The economic crisis could push as many as 3.6 million Brazilians below the poverty line by the end of the year, according to a World Bank study on the impact of recession on Brazilians' incomes. This number was obtained considering that Brazil's GDP would shrink 1% in the period going from the second half of 2016 to the first half of this year (fiscal year 2016/2017).
In a more optimistic scenario where the country's economy grew 0.5% over that period, the number of poor people would increase by 2.5 million according to the World Bank.
For the purposes of the study, people earning less than R$140 ($44.91) a month were considered to be below the poverty line. According to the World Bank, the “new poor” will come mostly from urban areas, whereas the increase in rural poverty will be smaller because vulnerability is already higher in the countryside.
The study examined the impact of the increase in poverty on the Bolsa Família conditional cash transfer program.

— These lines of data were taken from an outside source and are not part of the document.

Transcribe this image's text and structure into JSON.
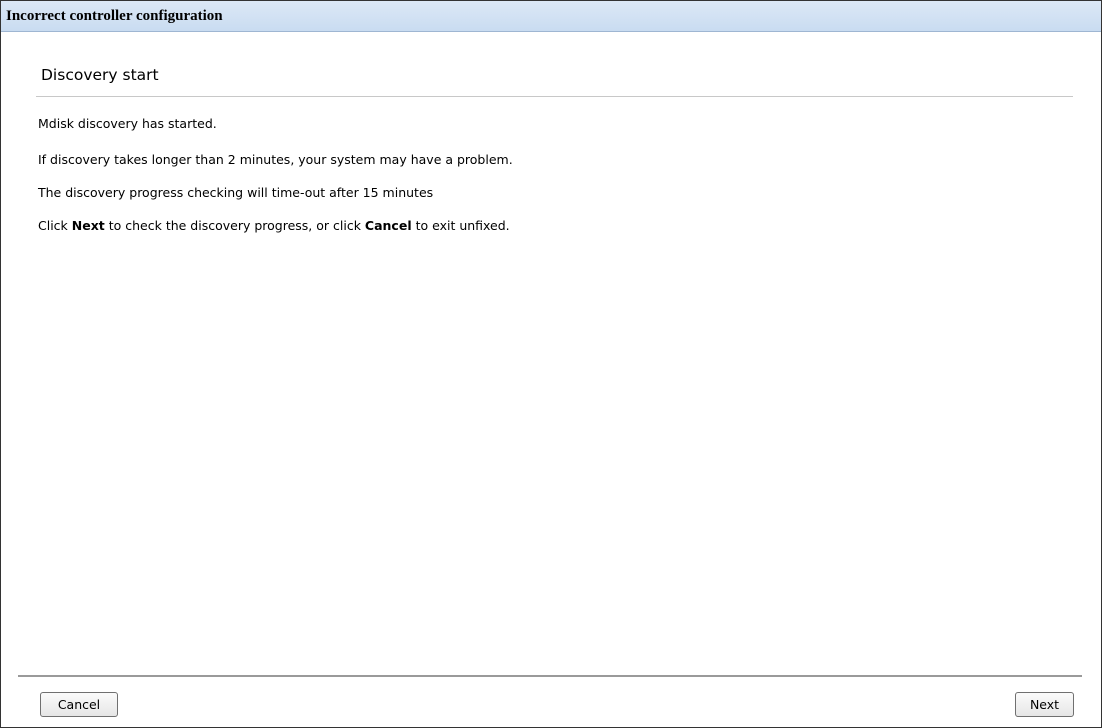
{
  "dialog": {
    "title": "Incorrect controller configuration"
  },
  "section": {
    "heading": "Discovery start"
  },
  "messages": {
    "line1": "Mdisk discovery has started.",
    "line2": "If discovery takes longer than 2 minutes, your system may have a problem.",
    "line3": "The discovery progress checking will time-out after 15 minutes",
    "line4": {
      "prefix": "Click ",
      "next_word": "Next",
      "middle": " to check the discovery progress, or click ",
      "cancel_word": "Cancel",
      "suffix": " to exit unfixed."
    }
  },
  "buttons": {
    "cancel_label": "Cancel",
    "next_label": "Next"
  },
  "colors": {
    "title_bar": "#c9dcf1",
    "border": "#333333",
    "rule": "#c8c8c8"
  }
}
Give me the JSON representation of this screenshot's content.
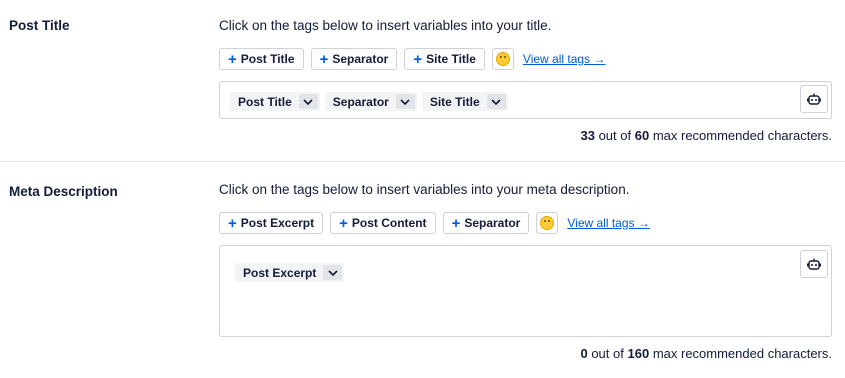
{
  "post_title": {
    "label": "Post Title",
    "description": "Click on the tags below to insert variables into your title.",
    "tag_buttons": [
      "Post Title",
      "Separator",
      "Site Title"
    ],
    "view_all": "View all tags →",
    "tags": [
      "Post Title",
      "Separator",
      "Site Title"
    ],
    "counter": {
      "count": "33",
      "middle": "out of",
      "max": "60",
      "suffix": "max recommended characters."
    }
  },
  "meta_description": {
    "label": "Meta Description",
    "description": "Click on the tags below to insert variables into your meta description.",
    "tag_buttons": [
      "Post Excerpt",
      "Post Content",
      "Separator"
    ],
    "view_all": "View all tags →",
    "tags": [
      "Post Excerpt"
    ],
    "counter": {
      "count": "0",
      "middle": "out of",
      "max": "160",
      "suffix": "max recommended characters."
    }
  },
  "icons": {
    "plus": "+",
    "emoji": "emoji-icon",
    "caret": "chevron-down-icon",
    "ai": "robot-icon"
  },
  "colors": {
    "accent": "#005ae0",
    "text": "#141b38",
    "border": "#d0d1d7",
    "pill_bg": "#f3f4f5"
  }
}
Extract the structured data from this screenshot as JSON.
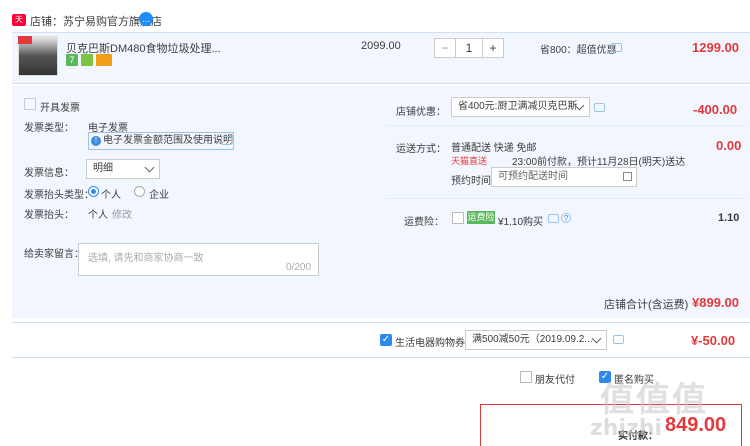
{
  "store": {
    "badge": "天猫",
    "name": "店铺：苏宁易购官方旗舰店",
    "chat_badge": "…"
  },
  "item": {
    "title": "贝克巴斯DM480食物垃圾处理...",
    "unit_price": "2099.00",
    "quantity": "1",
    "minus": "−",
    "plus": "+",
    "promo": "省800：超值优惠",
    "subtotal": "1299.00",
    "tag_seven": "7"
  },
  "invoice": {
    "open_label": "开具发票",
    "type_label": "发票类型：",
    "type_value": "电子发票",
    "info_text": "电子发票金额范围及使用说明",
    "info_label": "发票信息：",
    "info_select": "明细",
    "header_type_label": "发票抬头类型：",
    "option_personal": "个人",
    "option_company": "企业",
    "header_label": "发票抬头：",
    "header_value": "个人",
    "edit_link": "修改"
  },
  "message": {
    "label": "给卖家留言：",
    "placeholder": "选填, 请先和商家协商一致",
    "counter": "0/200"
  },
  "shop_discount": {
    "label": "店铺优惠：",
    "select": "省400元:厨卫满减贝克巴斯",
    "value": "-400.00"
  },
  "shipping": {
    "label": "运送方式：",
    "method": "普通配送 快递 免邮",
    "value": "0.00",
    "tmall_logo": "天猫直送",
    "promise": "23:00前付款，预计11月28日(明天)送达",
    "reserve_label": "预约时间",
    "reserve_placeholder": "可预约配送时间"
  },
  "insurance": {
    "label": "运费险：",
    "badge": "运费险",
    "price": "¥1.10购买",
    "value": "1.10"
  },
  "store_total": {
    "label": "店铺合计(含运费)",
    "value": "¥899.00"
  },
  "coupon": {
    "label": "生活电器购物券",
    "select": "满500减50元（2019.09.2...",
    "value": "¥-50.00"
  },
  "footer": {
    "friend_pay": "朋友代付",
    "anonymous": "匿名购买",
    "pay_label": "实付款：",
    "pay_value": "849.00"
  },
  "watermark": {
    "logo": "值",
    "text": "zhizhi"
  },
  "colors": {
    "accent_red": "#e4393c",
    "accent_blue": "#2f88f0",
    "panel_bg": "#f2f7ff"
  }
}
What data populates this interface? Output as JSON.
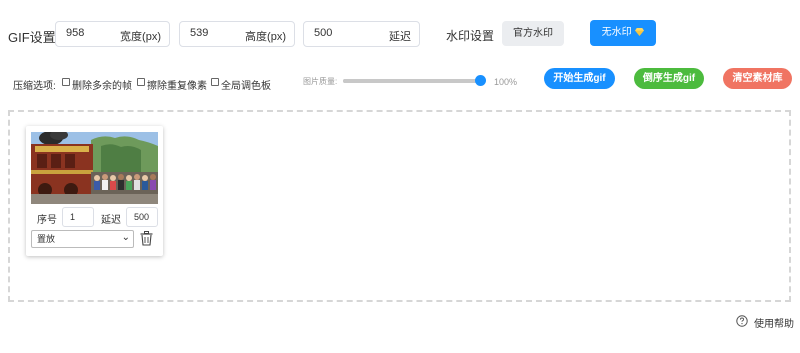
{
  "gif_settings": {
    "label": "GIF设置:",
    "width": {
      "value": "958",
      "suffix": "宽度(px)"
    },
    "height": {
      "value": "539",
      "suffix": "高度(px)"
    },
    "delay": {
      "value": "500",
      "suffix": "延迟"
    }
  },
  "watermark": {
    "label": "水印设置",
    "official_label": "官方水印",
    "none_label": "无水印",
    "none_icon": "gem-icon"
  },
  "compression": {
    "label": "压缩选项:",
    "options": [
      {
        "label": "删除多余的帧",
        "checked": false
      },
      {
        "label": "擦除重复像素",
        "checked": false
      },
      {
        "label": "全局调色板",
        "checked": false
      }
    ]
  },
  "quality": {
    "label": "图片质量:",
    "value": 100,
    "display": "100%"
  },
  "actions": {
    "start_label": "开始生成gif",
    "reverse_label": "倒序生成gif",
    "clear_label": "清空素材库"
  },
  "frames": [
    {
      "index_label": "序号",
      "index_value": "1",
      "delay_label": "延迟",
      "delay_value": "500",
      "mode_value": "置放",
      "photo_icon": "parade-photo"
    }
  ],
  "help": {
    "label": "使用帮助",
    "icon": "question-circle-icon"
  },
  "colors": {
    "primary": "#1890ff",
    "green": "#4cbb3e",
    "red": "#f07462",
    "gray_button": "#ebedf0"
  }
}
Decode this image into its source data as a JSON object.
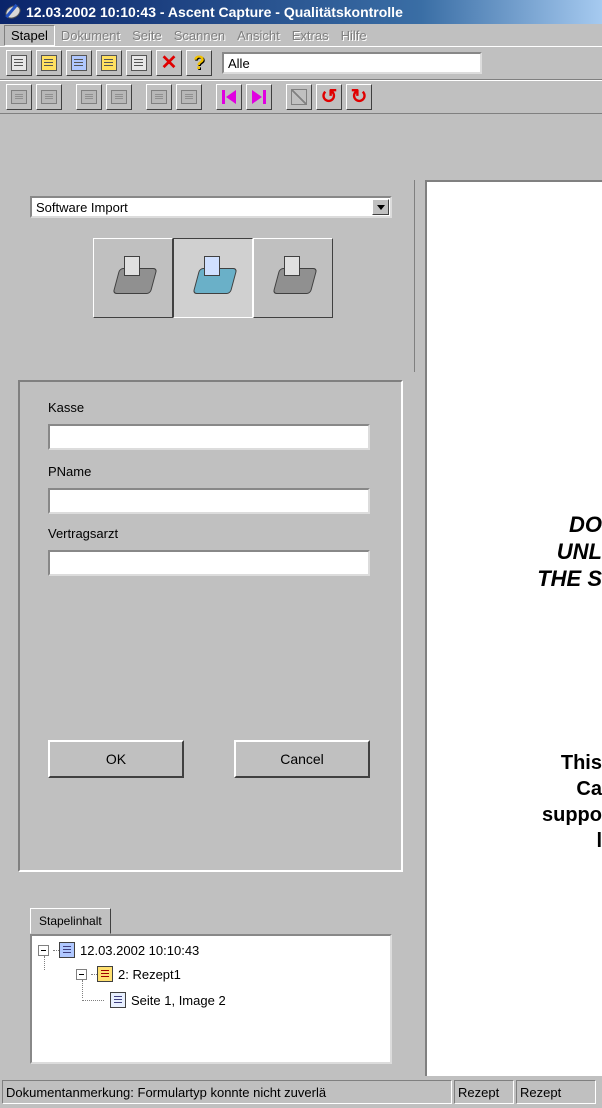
{
  "window": {
    "title": "12.03.2002 10:10:43 - Ascent Capture - Qualitätskontrolle"
  },
  "menu": [
    "Stapel",
    "Dokument",
    "Seite",
    "Scannen",
    "Ansicht",
    "Extras",
    "Hilfe"
  ],
  "toolbar": {
    "filter_value": "Alle"
  },
  "scan": {
    "source_value": "Software Import"
  },
  "index_fields": [
    {
      "label": "Kasse",
      "value": ""
    },
    {
      "label": "PName",
      "value": ""
    },
    {
      "label": "Vertragsarzt",
      "value": ""
    }
  ],
  "buttons": {
    "ok": "OK",
    "cancel": "Cancel"
  },
  "batch_tree": {
    "tab_label": "Stapelinhalt",
    "root": "12.03.2002 10:10:43",
    "document": "2: Rezept1",
    "page": "Seite 1, Image 2"
  },
  "viewer": {
    "line1": "DO",
    "line2": "UNL",
    "line3": "THE S",
    "line4": "This",
    "line5": "Ca",
    "line6": "suppo",
    "line7": "l"
  },
  "statusbar": {
    "message": "Dokumentanmerkung: Formulartyp konnte nicht zuverlä",
    "cell2": "Rezept",
    "cell3": "Rezept"
  }
}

According to the World Bank, 810,000 families would become reliant on the benefit in the optimistic scenario (0.5% economic growth), or 1.16 million in the worse scenario (with the country's GDP shrinking 1%).
Currently 14 million families are enrolled in the Bolsa Família program, according to the Ministry of Social and Agrarian Development.
The World Bank has recommended the program be expanded to help mitigate the impact of the crisis. “The depth and duration of the current economic crisis in Brazil creates an opportunity to expand the role of the Bolsa Familia, which could grow from an effective redistribution program to become a true safety net program that is flexible enough to expand its reach to the homes of the 'new poor' produced by the crisis,” the study read.
According to the World Bank, Brazil has been able to create one of the world's largest social safety nets. It recommended the budget for the Bolsa Família program should increase above inflation to expand its coverage of an increasingly poor population. In the best scenario, the program's budget should rise 4.73% above the 2015-2017 cumulative inflation; based on the pessimistic projection, the increase should be 6.9% above inflation.
In nominal terms, the program's budget would go from $8.46 billion at the end of 2015 to $9.75 billion this year in the GDP growth scenario or $9.95 billion in the decline scenario. While the study has not considered the effects of the spending cap introduced by the government this year, it does estimate that the austerity policy would not be impacted by an expansion of the Bolsa Familia program.
Translated by Mayra Borges